Volume 15, Issue 1 (1999)

When you receive this issue of the New England Journal of Public Policy, we should be crossing the threshold from millennium mania to millennium madness. The former has concerned itself almost exclusively with the etiquette of millennium rites, where one ought to be on the occasion itself — embracing the starlit grandeur of the ancient pyramids, as if to remind ourselves that some things preceded the outgoing millennium and even exceeded the achievements of our own: in the silence of a Tibetan monastery to contemplate in serenity the philosophical implications of the momentous transition and reflect perhaps on the meaning of life itself, the imponderables of the seamlessness of eternity, the indivisibility of a universe that continues to confound our attempts to unravel its mysteries, or, as members of the less esoteric masses, part of worldwide revelries linked by satellite feeds that promise little more than massive hangovers on the first day of the new millennium.

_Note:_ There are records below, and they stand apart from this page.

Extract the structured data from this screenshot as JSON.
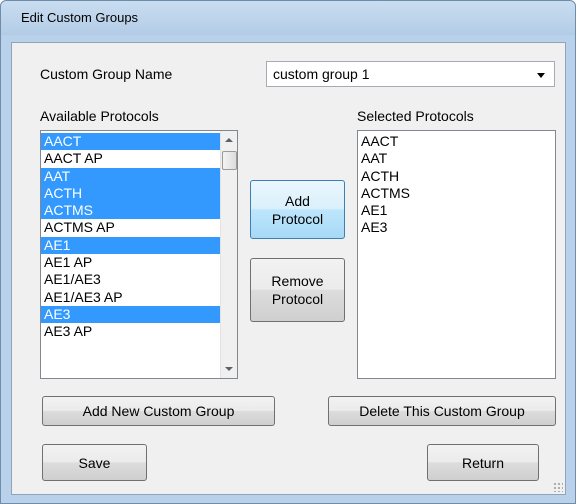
{
  "window": {
    "title": "Edit Custom Groups"
  },
  "group_name": {
    "label": "Custom Group Name",
    "value": "custom group 1"
  },
  "available": {
    "label": "Available Protocols",
    "items": [
      {
        "text": "AACT",
        "selected": true
      },
      {
        "text": "AACT AP",
        "selected": false
      },
      {
        "text": "AAT",
        "selected": true
      },
      {
        "text": "ACTH",
        "selected": true
      },
      {
        "text": "ACTMS",
        "selected": true
      },
      {
        "text": "ACTMS AP",
        "selected": false
      },
      {
        "text": "AE1",
        "selected": true
      },
      {
        "text": "AE1 AP",
        "selected": false
      },
      {
        "text": "AE1/AE3",
        "selected": false
      },
      {
        "text": "AE1/AE3 AP",
        "selected": false
      },
      {
        "text": "AE3",
        "selected": true
      },
      {
        "text": "AE3 AP",
        "selected": false
      }
    ]
  },
  "selected": {
    "label": "Selected Protocols",
    "items": [
      "AACT",
      "AAT",
      "ACTH",
      "ACTMS",
      "AE1",
      "AE3"
    ]
  },
  "buttons": {
    "add_protocol_line1": "Add",
    "add_protocol_line2": "Protocol",
    "remove_protocol_line1": "Remove",
    "remove_protocol_line2": "Protocol",
    "add_group": "Add New Custom Group",
    "delete_group": "Delete This Custom Group",
    "save": "Save",
    "return": "Return"
  }
}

This issue of the New England Journal of Public Policy covers a range of public policy subjects, all pertinent to the direction federal- and state-level government will take in the coming decades.

Front Matter

Editor's Notes


Editor's Note
Padraig O'Malley



Welfare Reform: Lessons from New England
Richard M. Francis and Thomas J. Anton


Race, Class, and the Distribution of Radioactive Waste in New England
Douglas J. Anderton, John Michael Oates, and Michael R. Fraser

Back Matter


Padraig O'Malley
Copy Editor
Geraldine C. Morse
Design Coordinator
Ruth E. Finn
Erica M. White
Sheila L. Gagnon